The D2Service project aims at simplifying fuel cell systems for both residential and commercial applications with respect to easy, fast and save system service and maintenance. The primary objective is to significantly reduce costs and labour for maintenance work to promote the distribution of energy-efficient fuel-cell-based micro-CHP, supplemental power and backup power technology throughout Europe.

Fuel cells are a very efficient technology for generating electricity from natural gas or hydrogen. Compared to combustion-engine based generators, they feature high efficiencies and low pollutant and noise emissions. When used in micro-CHP units in building energy systems, a significant portion of waste heat from the electricity generation can be recovered and used to supply heat to the buildings. A different application is back-up power in case of power outages, where fuel cell-based systems provide clean electricity with high efficiency and reliability. With their high efficiency and low pollutant emission, fuel cell appliances can make a valuable contribution to a cleaner energy supply.

As high-tech devices, this type of fuel cell systems currently still require specially trained service personnel for maintenance work and often non-standard components specialised for particular system models. In case of system failure, it might be necessary that a specialist has to travel a long distance to check and possibly repair the unit, which in turn is not producing energy during this time. This leads to unnecessary high operational costs of the systems.

The D2Service project aims at facilitating the service procedures addressing several aspects already in the design of the systems:

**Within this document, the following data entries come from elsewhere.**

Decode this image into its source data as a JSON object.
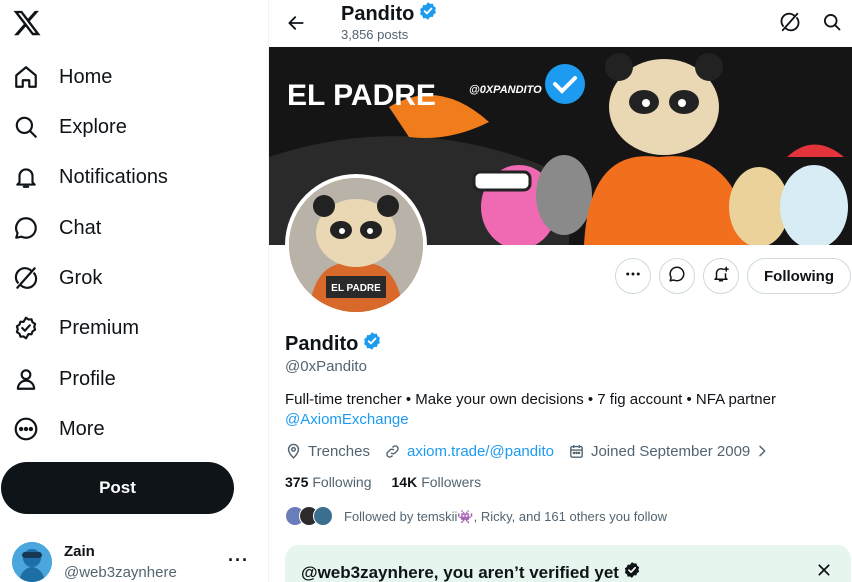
{
  "app": {
    "logo_icon": "x-logo-icon"
  },
  "sidebar": {
    "items": [
      {
        "label": "Home",
        "icon": "home-icon"
      },
      {
        "label": "Explore",
        "icon": "search-icon"
      },
      {
        "label": "Notifications",
        "icon": "bell-icon"
      },
      {
        "label": "Chat",
        "icon": "chat-bubble-icon"
      },
      {
        "label": "Grok",
        "icon": "grok-icon"
      },
      {
        "label": "Premium",
        "icon": "verified-badge-icon"
      },
      {
        "label": "Profile",
        "icon": "person-icon"
      },
      {
        "label": "More",
        "icon": "more-circle-icon"
      }
    ],
    "post_label": "Post",
    "account": {
      "name": "Zain",
      "handle": "@web3zaynhere",
      "more": "···"
    }
  },
  "header": {
    "name": "Pandito",
    "posts_count": "3,856 posts"
  },
  "profile": {
    "banner_text": "EL PADRE",
    "banner_handle": "@0XPANDITO",
    "avatar_caption": "EL PADRE",
    "name": "Pandito",
    "handle": "@0xPandito",
    "bio": "Full-time trencher • Make your own decisions • 7 fig account • NFA partner",
    "bio_mention": "@AxiomExchange",
    "location": "Trenches",
    "website": "axiom.trade/@pandito",
    "joined": "Joined September 2009",
    "following_count": "375",
    "following_label": "Following",
    "followers_count": "14K",
    "followers_label": "Followers",
    "followed_by": "Followed by temskii👾, Ricky, and 161 others you follow",
    "following_button": "Following"
  },
  "verify_card": {
    "text": "@web3zaynhere, you aren’t verified yet"
  },
  "colors": {
    "accent": "#1d9bf0",
    "text": "#0f1419",
    "muted": "#536471",
    "verify_bg": "#e6f6ee"
  }
}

  • The system layout is improved so components can be exchanged and leaks can be detected and fixed more easily, improving the overall reliability.
  • Individual components are improved and standardised so that they are easier to exchange and are more durable, enabling longer service intervals.
  • Remote monitoring systems are improved so that failures can be detected more easily and expensive service visits are avoided.
  • Manual guidelines are created to allow non-specialised technicians to perform routine service tasks.

A consortium of project partners with many years of experience in fuel cell technology from four European countries works on the development of the aforementioned improvements. Two different fuel-cell technologies – PEMFC and SOFC – are employed in different systems that are improved in the project. In a first phase, the systems that are to be further developed in the project are analysed with respect to the cost and effort structure of their maintenance aspects. Experiences from earlier national and European field trials involving this type of fuel cell appliances are incorporated. In a second phase, systems, components, service procedures and manuals are revised and improved. The improvements are evaluated both in laboratory as well as in a field trial involving in total six systems taking place in different European countries.